__WHAT YOU SHOULD DO__
Return the records below exactly as they are written.

__PROVIDED RECORDS__
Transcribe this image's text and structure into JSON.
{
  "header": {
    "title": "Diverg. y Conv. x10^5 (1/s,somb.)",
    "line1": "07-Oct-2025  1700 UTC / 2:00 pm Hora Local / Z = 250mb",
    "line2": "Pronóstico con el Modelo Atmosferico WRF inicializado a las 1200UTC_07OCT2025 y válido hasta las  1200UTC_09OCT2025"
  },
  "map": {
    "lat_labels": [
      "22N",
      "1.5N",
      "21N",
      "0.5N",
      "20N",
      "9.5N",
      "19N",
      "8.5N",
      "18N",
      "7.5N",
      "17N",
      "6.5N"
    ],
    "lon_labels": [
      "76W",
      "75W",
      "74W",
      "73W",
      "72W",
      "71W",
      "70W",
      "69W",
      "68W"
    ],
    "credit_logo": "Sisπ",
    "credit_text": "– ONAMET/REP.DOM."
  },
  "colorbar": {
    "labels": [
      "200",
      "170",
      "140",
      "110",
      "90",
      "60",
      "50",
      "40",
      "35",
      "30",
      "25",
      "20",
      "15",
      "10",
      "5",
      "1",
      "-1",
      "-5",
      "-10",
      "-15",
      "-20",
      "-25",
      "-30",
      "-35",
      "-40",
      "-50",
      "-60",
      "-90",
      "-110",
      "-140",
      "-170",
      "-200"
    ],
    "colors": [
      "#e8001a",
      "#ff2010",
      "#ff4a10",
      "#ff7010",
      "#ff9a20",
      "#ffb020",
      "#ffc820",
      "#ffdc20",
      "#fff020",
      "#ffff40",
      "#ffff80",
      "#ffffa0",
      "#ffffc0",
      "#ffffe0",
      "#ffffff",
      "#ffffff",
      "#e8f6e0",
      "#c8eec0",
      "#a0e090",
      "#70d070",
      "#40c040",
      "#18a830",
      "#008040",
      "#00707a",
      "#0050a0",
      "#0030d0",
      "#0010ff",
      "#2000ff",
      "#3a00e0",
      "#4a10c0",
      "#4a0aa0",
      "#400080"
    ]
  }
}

__SOLUTION TO THE PROBLEM__
Transcribe this image's text and structure into JSON.
{
  "header": {
    "title": "Diverg. y Conv. x10^5 (1/s,somb.)",
    "line1": "07-Oct-2025  1700 UTC / 2:00 pm Hora Local / Z = 250mb",
    "line2": "Pronóstico con el Modelo Atmosferico WRF inicializado a las 1200UTC_07OCT2025 y válido hasta las  1200UTC_09OCT2025"
  },
  "map": {
    "lat_labels": [
      "22N",
      "1.5N",
      "21N",
      "0.5N",
      "20N",
      "9.5N",
      "19N",
      "8.5N",
      "18N",
      "7.5N",
      "17N",
      "6.5N"
    ],
    "lon_labels": [
      "76W",
      "75W",
      "74W",
      "73W",
      "72W",
      "71W",
      "70W",
      "69W",
      "68W"
    ],
    "credit_logo": "Sisπ",
    "credit_text": "– ONAMET/REP.DOM."
  },
  "colorbar": {
    "labels": [
      "200",
      "170",
      "140",
      "110",
      "90",
      "60",
      "50",
      "40",
      "35",
      "30",
      "25",
      "20",
      "15",
      "10",
      "5",
      "1",
      "-1",
      "-5",
      "-10",
      "-15",
      "-20",
      "-25",
      "-30",
      "-35",
      "-40",
      "-50",
      "-60",
      "-90",
      "-110",
      "-140",
      "-170",
      "-200"
    ],
    "colors": [
      "#e8001a",
      "#ff2010",
      "#ff4a10",
      "#ff7010",
      "#ff9a20",
      "#ffb020",
      "#ffc820",
      "#ffdc20",
      "#fff020",
      "#ffff40",
      "#ffff80",
      "#ffffa0",
      "#ffffc0",
      "#ffffe0",
      "#ffffff",
      "#ffffff",
      "#e8f6e0",
      "#c8eec0",
      "#a0e090",
      "#70d070",
      "#40c040",
      "#18a830",
      "#008040",
      "#00707a",
      "#0050a0",
      "#0030d0",
      "#0010ff",
      "#2000ff",
      "#3a00e0",
      "#4a10c0",
      "#4a0aa0",
      "#400080"
    ]
  }
}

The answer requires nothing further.